At the same time, Thomson said, there’s been a marked increase in "concerned citizen calls," the term they apply to good Samaritans calling in, worried about a stranger on the street who appears to be in distress. Hard data on that ratio was harder to come by, but Thomson estimated those currently make up about half their call load.
In a city six years into an official housing emergency, results from "concerned citizen" calls can, sometimes, be frustratingly stagnant. Thomson said she’s left people with tents and sleeping bags before. She’s also handed them vouchers for a local shelter. Often, staff from Project Respond will ping Cascadia’s Street Outreach Team, a separate, non-emergency program that keeps in touch with people living on Portland’s streets and works on longer-term plans to get them into shelters and housing.
"Just an extra, little 'Hello, you are important to us, and we care. Would you want to connect with us as resources just one more time?' might be a positive influence," she said. "We try to do that."
Here's when to call 911:
Both Dodge and Thomson understand the push for more alternative programs like Project Respond and Portland Street Response is largely tied to recent concerns and fears over police violence. For that reason, they both acknowledged some people might be hesitant, in situations involving mental health, to call 911.
Still, at times, both said 911 is the best choice. That’s especially true if the caller has seen the person carrying a weapon or has any reason to fear for their or others’ safety.
"If someone is imminently in distress, if they’re running out into traffic or they’re accosting people, we would suggest calling 911," Dodge said. "Law enforcement, in spite of all the things that we're hearing... their goal is not to harm people. They don't want to have behavioral health interventions go wrong any more than we do."
Another key factor to consider, Dodge said, is time. After decades on the streets, resources like Project Respond are reliable, but they’re not always as fast as callers would like.

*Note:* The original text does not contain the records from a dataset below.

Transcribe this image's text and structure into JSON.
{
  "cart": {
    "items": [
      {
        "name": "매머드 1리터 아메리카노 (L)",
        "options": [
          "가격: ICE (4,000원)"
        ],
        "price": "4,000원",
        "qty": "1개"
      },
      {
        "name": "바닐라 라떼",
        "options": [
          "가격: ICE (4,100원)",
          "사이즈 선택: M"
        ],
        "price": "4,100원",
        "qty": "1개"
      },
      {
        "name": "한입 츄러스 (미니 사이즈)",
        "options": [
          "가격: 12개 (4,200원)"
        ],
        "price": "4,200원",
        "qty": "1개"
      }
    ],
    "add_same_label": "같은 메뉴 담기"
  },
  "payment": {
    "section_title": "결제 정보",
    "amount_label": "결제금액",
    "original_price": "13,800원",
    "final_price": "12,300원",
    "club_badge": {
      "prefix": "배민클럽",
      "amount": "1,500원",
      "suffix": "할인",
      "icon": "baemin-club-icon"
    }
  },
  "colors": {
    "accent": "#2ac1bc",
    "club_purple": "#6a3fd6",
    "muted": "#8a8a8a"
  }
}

"They’re not going to be there in five minutes," she said. "It could take up to an hour."
Thomson agreed, adding "[Police] have lights and sirens. We do not. Absolutely, I might be in traffic. Those things are just the reality of it that I wish wasn’t there. I wish we could teleport.”
She also pointed out, Project Respond has worked hand in hand with police for years. While 911 operators do not directly dispatch their teams, first responders, like police officers and firefighters, can page them to a scene.
KGW also reached out to Portland’s Bureau of Emergency Communications, which houses 911 operations. BOEC’s public information officer Dan Douthit said via email, operators will, to a degree, take into account a caller’s nerves about police being dispatched to a call.
"But generally if someone is concerned about the welfare and/or believes someone may be in a mental health crisis, 911 is the number they should call," Douthit said. "We can dispatch appropriate resources, including Portland Street Response, medical assistance, and police, if necessary."
When asked for the best resource for handling non-violent mental health calls, multiple city and county officials pointed KGW to Portland Street Response, despite the fact that its operations are still limited to one Portland neighborhood.
In response, PSR communications manager Caryn Brooks wrote:
When asked for referrals for low-acuity mental health calls outside of PSR’s boundary and response hours, we recommend that people call the Multnomah County Mental Health Crisis Line at 503-988-4888, which offers 24/7 service throughout the county. We have also referred people who have called with concern about the medical welfare of a houseless individual to Portland Street Medicine, which has a team of field doctors who specifically provide medical care and outreach to the homeless. Their services are requested by calling: 503-501-1231